### Problem
Go over the lines below, and when one contains the word "section", copy it.

(Dataset items)
============
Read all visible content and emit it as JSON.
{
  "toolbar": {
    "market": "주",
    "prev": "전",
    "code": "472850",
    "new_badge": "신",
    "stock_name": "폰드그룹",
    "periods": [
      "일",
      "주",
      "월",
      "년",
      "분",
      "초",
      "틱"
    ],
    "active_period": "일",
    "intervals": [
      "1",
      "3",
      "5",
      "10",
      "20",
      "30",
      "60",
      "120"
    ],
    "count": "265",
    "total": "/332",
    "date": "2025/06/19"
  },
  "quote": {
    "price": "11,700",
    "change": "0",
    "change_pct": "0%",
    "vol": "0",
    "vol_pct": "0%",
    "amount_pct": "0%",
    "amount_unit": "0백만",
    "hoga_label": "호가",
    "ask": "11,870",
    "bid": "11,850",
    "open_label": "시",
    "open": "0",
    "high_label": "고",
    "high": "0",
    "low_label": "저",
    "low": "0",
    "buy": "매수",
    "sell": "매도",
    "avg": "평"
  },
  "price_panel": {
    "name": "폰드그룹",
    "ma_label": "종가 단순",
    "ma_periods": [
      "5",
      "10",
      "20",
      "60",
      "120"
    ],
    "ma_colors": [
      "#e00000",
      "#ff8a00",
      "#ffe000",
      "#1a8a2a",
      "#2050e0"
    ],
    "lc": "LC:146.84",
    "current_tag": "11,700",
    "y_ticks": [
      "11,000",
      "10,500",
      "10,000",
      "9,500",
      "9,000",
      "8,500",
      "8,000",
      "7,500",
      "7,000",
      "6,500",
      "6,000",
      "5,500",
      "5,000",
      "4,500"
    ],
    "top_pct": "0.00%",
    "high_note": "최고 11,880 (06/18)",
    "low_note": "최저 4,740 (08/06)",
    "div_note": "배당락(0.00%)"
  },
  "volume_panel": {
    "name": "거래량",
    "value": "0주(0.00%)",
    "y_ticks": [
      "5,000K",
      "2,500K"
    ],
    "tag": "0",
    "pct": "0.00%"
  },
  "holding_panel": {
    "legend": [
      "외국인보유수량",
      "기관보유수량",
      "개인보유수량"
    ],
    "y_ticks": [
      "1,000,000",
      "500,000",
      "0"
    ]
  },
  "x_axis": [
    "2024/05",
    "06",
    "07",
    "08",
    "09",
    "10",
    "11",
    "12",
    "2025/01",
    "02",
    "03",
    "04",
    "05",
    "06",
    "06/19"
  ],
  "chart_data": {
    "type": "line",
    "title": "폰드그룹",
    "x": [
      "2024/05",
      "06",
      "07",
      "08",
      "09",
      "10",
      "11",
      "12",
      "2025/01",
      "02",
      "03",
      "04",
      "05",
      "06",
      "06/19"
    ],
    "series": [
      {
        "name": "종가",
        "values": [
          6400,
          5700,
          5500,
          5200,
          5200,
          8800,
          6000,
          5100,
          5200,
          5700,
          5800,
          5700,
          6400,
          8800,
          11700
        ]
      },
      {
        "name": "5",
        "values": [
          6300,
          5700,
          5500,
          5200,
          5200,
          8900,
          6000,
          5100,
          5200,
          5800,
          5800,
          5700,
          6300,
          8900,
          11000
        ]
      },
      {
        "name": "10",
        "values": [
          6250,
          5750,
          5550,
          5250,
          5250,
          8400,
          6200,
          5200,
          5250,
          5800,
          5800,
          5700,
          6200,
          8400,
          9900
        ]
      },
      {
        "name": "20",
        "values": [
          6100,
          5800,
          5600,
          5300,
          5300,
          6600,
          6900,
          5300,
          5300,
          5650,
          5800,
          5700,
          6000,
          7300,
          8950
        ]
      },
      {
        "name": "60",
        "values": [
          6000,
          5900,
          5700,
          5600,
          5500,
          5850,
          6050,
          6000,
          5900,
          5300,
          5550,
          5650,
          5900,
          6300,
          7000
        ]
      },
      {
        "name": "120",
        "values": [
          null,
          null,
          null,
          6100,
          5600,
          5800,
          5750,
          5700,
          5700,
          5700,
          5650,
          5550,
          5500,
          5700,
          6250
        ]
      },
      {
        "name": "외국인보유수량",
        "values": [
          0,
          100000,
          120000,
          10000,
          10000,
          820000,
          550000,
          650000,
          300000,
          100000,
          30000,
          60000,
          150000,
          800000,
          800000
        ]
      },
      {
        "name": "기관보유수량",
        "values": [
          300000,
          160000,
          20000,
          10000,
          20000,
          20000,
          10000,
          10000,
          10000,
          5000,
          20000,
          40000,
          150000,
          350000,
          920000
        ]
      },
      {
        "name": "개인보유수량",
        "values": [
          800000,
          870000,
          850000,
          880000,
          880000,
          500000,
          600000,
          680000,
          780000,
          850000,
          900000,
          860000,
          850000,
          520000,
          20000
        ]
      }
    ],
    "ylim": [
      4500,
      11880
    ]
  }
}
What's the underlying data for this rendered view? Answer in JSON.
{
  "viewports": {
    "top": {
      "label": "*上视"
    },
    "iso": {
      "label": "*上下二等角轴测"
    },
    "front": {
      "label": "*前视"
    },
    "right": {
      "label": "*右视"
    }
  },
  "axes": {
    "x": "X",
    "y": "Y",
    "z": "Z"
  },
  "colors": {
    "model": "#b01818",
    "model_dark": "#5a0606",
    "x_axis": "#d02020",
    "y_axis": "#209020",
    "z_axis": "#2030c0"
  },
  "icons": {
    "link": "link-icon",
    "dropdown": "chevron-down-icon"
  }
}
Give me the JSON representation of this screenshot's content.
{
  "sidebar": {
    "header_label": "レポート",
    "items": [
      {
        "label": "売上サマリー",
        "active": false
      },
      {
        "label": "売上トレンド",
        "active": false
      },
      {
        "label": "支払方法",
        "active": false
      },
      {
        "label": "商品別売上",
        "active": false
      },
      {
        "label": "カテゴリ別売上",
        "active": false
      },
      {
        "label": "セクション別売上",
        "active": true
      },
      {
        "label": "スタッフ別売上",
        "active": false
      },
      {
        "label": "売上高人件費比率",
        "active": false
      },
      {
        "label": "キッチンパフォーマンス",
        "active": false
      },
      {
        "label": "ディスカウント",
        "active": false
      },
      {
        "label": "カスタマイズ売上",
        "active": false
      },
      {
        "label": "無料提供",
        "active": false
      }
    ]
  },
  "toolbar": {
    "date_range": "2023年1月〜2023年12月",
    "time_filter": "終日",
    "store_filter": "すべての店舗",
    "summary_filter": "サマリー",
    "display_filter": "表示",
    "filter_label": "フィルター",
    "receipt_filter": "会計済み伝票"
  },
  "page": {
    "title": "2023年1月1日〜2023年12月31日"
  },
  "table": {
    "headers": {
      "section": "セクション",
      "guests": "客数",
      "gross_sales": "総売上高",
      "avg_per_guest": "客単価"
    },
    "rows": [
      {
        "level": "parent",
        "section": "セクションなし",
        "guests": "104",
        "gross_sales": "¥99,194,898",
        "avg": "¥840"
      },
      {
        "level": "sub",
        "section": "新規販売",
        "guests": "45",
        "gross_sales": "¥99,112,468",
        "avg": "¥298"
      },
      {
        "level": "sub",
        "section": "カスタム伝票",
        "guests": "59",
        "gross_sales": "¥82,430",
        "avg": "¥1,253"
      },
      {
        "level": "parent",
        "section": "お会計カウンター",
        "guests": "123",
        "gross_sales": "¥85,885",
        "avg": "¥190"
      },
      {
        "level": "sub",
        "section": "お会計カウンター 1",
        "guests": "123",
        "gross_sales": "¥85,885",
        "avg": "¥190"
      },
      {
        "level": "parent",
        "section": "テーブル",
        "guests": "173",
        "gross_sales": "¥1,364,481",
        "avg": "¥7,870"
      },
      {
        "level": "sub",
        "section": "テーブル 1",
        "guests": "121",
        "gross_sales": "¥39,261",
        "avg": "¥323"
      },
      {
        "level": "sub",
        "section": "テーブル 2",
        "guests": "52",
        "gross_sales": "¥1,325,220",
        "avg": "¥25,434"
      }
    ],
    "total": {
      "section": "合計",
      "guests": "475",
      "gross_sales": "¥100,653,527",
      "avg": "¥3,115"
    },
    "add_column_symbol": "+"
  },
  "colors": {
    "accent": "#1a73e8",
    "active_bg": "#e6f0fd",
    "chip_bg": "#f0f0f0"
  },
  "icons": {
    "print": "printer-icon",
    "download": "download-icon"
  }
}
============
### Output
      "section": "セクション",
        "section": "セクションなし",
        "section": "新規販売",
        "section": "カスタム伝票",
        "section": "お会計カウンター",
        "section": "お会計カウンター 1",
        "section": "テーブル",
        "section": "テーブル 1",
        "section": "テーブル 2",
      "section": "合計",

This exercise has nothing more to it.